> _AVAILABLE DATA_

*** Block opens ***

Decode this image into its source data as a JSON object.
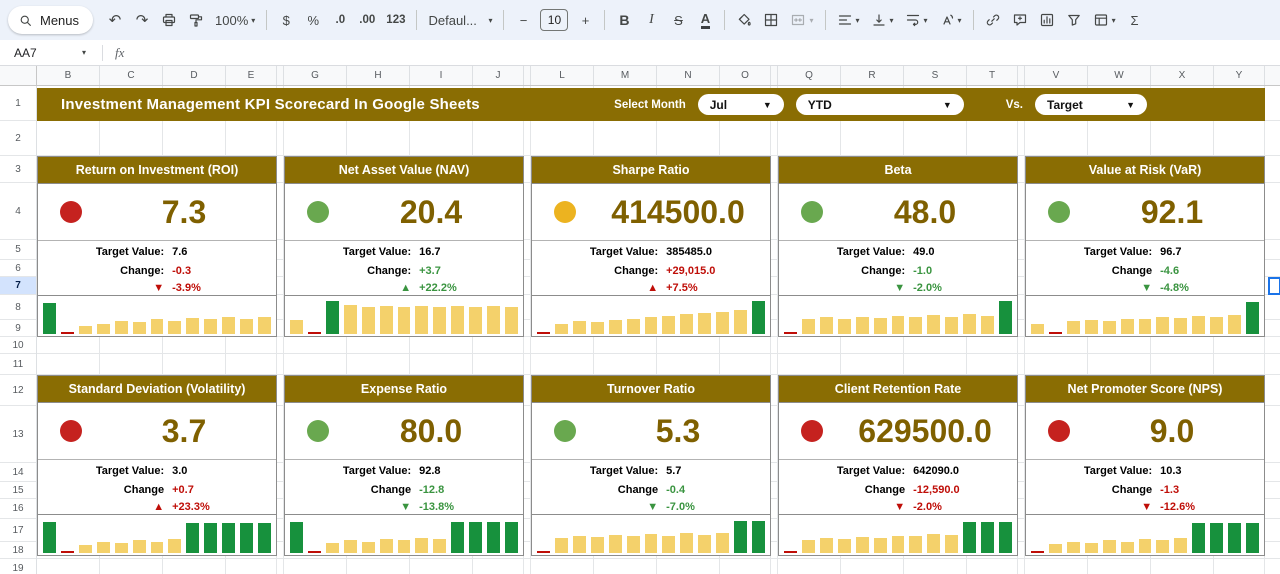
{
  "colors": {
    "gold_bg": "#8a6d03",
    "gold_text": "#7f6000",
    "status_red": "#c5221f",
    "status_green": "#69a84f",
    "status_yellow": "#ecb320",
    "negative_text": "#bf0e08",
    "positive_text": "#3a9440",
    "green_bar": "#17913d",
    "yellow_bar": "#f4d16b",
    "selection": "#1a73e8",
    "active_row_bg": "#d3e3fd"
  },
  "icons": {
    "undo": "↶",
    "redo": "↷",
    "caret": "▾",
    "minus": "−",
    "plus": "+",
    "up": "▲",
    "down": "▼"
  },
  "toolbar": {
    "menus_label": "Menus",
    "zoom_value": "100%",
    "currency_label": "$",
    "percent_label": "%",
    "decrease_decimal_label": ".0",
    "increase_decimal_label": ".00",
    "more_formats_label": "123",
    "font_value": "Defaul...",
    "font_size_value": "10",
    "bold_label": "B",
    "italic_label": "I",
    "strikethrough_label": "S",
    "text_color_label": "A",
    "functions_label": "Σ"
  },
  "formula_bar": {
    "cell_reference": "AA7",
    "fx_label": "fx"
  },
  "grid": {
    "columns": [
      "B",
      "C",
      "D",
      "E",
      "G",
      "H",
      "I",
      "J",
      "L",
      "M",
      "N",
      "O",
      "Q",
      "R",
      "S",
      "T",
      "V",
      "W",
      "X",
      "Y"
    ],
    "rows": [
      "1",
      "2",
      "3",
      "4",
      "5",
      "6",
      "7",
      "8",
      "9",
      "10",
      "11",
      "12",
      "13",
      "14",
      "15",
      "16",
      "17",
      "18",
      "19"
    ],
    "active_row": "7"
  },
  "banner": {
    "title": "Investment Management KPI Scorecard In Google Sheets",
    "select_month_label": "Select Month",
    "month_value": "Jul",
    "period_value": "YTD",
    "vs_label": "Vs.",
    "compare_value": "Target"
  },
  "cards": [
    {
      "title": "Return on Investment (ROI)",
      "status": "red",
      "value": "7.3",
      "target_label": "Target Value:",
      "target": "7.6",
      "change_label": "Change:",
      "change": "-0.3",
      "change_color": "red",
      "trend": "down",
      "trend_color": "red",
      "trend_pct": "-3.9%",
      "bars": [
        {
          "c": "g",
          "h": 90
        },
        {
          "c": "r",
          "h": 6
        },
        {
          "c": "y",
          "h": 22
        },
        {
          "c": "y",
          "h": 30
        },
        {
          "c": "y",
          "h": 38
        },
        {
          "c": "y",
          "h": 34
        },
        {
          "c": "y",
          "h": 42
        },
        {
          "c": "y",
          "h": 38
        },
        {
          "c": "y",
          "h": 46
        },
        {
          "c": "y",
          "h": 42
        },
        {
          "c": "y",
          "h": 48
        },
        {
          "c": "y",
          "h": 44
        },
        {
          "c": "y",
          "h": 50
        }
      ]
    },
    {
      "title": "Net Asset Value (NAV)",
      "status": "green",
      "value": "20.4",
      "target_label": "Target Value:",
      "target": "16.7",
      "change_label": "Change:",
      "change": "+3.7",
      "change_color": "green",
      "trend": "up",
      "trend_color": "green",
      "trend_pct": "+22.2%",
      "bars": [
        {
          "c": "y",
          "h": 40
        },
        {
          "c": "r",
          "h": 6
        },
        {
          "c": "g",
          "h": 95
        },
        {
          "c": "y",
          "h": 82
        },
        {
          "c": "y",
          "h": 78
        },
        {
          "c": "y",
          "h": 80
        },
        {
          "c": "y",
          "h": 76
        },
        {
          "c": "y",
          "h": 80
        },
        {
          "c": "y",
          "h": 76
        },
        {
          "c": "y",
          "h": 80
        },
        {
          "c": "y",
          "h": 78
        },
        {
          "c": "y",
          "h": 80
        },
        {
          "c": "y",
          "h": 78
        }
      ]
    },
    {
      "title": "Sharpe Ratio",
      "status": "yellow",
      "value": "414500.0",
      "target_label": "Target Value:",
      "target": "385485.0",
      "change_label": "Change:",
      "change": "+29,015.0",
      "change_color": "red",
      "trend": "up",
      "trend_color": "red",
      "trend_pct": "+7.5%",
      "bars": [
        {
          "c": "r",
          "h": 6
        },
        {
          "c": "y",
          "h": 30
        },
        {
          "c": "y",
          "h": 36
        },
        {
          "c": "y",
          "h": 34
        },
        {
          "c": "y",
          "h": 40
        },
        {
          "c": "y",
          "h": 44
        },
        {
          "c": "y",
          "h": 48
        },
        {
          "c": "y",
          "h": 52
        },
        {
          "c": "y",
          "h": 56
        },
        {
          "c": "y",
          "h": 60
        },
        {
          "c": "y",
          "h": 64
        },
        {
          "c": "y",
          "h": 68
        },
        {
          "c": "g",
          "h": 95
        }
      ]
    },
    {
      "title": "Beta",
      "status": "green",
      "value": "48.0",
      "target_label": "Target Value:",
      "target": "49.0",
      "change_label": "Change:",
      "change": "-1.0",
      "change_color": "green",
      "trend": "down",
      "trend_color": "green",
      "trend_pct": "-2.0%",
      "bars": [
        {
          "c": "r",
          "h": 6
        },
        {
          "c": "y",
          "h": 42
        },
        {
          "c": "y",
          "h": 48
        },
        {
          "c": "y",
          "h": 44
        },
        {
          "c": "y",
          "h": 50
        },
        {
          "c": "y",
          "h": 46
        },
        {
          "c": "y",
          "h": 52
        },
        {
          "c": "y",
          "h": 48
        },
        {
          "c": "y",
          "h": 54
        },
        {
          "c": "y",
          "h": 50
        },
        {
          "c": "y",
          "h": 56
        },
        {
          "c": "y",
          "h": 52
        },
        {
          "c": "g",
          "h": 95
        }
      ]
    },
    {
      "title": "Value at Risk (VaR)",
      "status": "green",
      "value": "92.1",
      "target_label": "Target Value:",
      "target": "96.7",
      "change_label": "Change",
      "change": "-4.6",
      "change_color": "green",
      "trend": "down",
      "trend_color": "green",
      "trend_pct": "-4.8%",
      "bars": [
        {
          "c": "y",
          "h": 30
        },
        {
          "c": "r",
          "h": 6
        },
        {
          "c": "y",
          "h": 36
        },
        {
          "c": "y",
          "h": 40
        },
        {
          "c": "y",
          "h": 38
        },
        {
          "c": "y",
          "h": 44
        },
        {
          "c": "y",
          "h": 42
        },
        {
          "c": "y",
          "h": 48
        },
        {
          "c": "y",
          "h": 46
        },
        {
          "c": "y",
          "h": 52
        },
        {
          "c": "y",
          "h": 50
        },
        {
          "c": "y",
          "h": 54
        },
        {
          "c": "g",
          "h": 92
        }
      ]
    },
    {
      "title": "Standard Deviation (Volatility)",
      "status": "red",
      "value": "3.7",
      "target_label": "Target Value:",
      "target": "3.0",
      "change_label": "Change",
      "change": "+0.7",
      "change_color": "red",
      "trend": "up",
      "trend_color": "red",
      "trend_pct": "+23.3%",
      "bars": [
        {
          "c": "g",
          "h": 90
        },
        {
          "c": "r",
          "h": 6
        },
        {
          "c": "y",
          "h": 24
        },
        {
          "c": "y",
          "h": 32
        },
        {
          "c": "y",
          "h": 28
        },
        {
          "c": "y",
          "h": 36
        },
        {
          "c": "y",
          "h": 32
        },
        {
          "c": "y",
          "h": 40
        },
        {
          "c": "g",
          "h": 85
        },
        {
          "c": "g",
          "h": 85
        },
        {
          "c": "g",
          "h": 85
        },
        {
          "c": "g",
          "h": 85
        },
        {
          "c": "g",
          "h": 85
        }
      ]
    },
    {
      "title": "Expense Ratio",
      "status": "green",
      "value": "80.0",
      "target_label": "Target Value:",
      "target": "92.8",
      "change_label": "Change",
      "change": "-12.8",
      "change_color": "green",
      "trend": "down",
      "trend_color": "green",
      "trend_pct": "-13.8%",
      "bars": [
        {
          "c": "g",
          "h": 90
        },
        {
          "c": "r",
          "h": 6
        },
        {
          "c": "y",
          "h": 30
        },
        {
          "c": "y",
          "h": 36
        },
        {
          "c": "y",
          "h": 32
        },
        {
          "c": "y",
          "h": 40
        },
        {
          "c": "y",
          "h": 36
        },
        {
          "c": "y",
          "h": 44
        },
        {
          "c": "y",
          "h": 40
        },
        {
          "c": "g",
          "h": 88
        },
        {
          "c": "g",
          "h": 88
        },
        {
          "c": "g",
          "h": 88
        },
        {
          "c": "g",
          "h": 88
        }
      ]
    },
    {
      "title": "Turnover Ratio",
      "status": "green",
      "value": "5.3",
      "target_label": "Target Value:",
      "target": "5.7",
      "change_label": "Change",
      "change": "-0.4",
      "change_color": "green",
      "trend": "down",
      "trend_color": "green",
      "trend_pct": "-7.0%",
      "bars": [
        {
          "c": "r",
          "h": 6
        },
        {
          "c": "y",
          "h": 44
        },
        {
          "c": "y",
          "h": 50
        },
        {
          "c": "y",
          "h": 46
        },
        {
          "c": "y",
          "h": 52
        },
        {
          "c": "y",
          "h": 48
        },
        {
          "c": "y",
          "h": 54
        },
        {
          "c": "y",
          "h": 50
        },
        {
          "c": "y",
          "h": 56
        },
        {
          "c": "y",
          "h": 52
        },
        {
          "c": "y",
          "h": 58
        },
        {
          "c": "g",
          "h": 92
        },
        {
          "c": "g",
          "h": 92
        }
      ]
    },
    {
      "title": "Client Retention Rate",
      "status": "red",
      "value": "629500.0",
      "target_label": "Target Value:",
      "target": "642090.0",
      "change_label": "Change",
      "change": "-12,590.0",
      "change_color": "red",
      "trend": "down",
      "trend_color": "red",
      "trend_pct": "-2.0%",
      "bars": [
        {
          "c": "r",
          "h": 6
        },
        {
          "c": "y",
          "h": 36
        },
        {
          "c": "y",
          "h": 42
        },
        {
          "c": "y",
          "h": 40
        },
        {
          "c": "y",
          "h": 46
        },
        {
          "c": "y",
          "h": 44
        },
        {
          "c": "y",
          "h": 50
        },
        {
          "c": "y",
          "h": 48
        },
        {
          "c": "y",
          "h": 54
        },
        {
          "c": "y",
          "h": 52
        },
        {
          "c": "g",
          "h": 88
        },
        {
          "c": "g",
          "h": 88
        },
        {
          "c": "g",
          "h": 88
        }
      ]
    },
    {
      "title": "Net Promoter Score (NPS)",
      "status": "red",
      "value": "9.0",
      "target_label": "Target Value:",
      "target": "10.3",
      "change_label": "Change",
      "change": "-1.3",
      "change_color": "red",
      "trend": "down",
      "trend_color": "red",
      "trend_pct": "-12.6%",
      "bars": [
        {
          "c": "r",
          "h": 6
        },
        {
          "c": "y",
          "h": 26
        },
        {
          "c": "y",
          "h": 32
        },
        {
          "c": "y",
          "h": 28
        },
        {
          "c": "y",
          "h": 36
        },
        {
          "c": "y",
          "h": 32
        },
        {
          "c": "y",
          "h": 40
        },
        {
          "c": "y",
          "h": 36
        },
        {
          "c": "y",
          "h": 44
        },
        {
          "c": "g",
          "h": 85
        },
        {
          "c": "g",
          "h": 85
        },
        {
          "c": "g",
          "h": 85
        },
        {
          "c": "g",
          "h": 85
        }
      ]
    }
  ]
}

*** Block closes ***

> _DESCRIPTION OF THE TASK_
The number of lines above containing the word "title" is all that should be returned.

> _RESULT BELOW_
11